Deflate the dough by removing it from the bowl and pulling off four evenly sized balls of dough. Set the balls on a lightly floured surface and coat lightly with more flour. Cover with the plastic wrap and kitchen towel and rise for 20 minutes.
Meanwhile, preheat the oven. Place the baking stone or overturned sheet pan (it’s overturned so the edges won’t get in the way of placing and removing the dough) in the bottom of the oven. Remove the racks or line them at the top of the oven. Heat the panggangan to 400 degrees for 20-30 minutes. Convection baking is ideal here, if possible. If you’re using convection, set the panggangan temperature to 425 degrees.
In a small bowl, combine the za’atar and the oil, stirring well. Set aside.
Roll out the dough: lightly flour the work surface, the rolling pin, and the peel (or another overturned sheet pan to be used as a peel like a huge spatula). The flour acts as ball bearings for the dough to keep it from sticking to surfaces. Place one ball of dough on the floured surface and press down on it with the palm of your hand. The key to getting the dough rolled flat and round is to keep it moving, which means turning it frequently throughout the rolling process and adding more flour lightly to the work surface as you go. Roll the dough from the center of the circle to the edge a couple of times, then rotate it, and roll again, repeating until the dough is round and ¼ -inch thick.
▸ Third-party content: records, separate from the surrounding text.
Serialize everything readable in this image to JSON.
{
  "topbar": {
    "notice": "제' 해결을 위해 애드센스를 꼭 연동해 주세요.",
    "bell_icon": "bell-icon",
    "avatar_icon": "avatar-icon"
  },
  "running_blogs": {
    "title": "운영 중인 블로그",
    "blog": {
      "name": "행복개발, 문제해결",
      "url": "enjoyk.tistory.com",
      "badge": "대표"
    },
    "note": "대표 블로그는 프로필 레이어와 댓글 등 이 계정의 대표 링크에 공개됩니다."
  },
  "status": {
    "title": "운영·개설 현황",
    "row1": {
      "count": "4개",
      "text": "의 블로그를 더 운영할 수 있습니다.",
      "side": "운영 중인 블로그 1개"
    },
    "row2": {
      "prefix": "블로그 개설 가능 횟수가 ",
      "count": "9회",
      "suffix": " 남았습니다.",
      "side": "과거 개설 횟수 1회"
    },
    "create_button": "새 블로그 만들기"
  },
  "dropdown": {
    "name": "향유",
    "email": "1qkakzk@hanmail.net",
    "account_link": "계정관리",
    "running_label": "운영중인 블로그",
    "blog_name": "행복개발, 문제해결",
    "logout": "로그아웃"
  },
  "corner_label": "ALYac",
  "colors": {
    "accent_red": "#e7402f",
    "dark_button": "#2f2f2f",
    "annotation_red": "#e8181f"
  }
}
Spread 3 teaspoons of the za’atar mixture on the dough using the back of the spoon or your fingertips to get an even, thick spread. Leave a ½ -inch rim around the edge. Slide the peel under the dough, using two hands (to avoid misshaping the round) to pull the dough onto the floured peel. Place on the baking stone in the panggangan and bake for 7-10 minutes.
You’ll want to keep the panggangan light on to watch the bubbling baking show.
When the bread is golden brown at the edges, remove from the panggangan to a baking rack and cool for a few minutes. The za’atar topping may seem oily when it’s still hot but it will dry and taste just right. Repeat the process with each of the four balls of dough.
Eat the man’oushe as it is, torn off and eaten with the garnishes. Or top the bread with garnishes, fold over, and eat it like that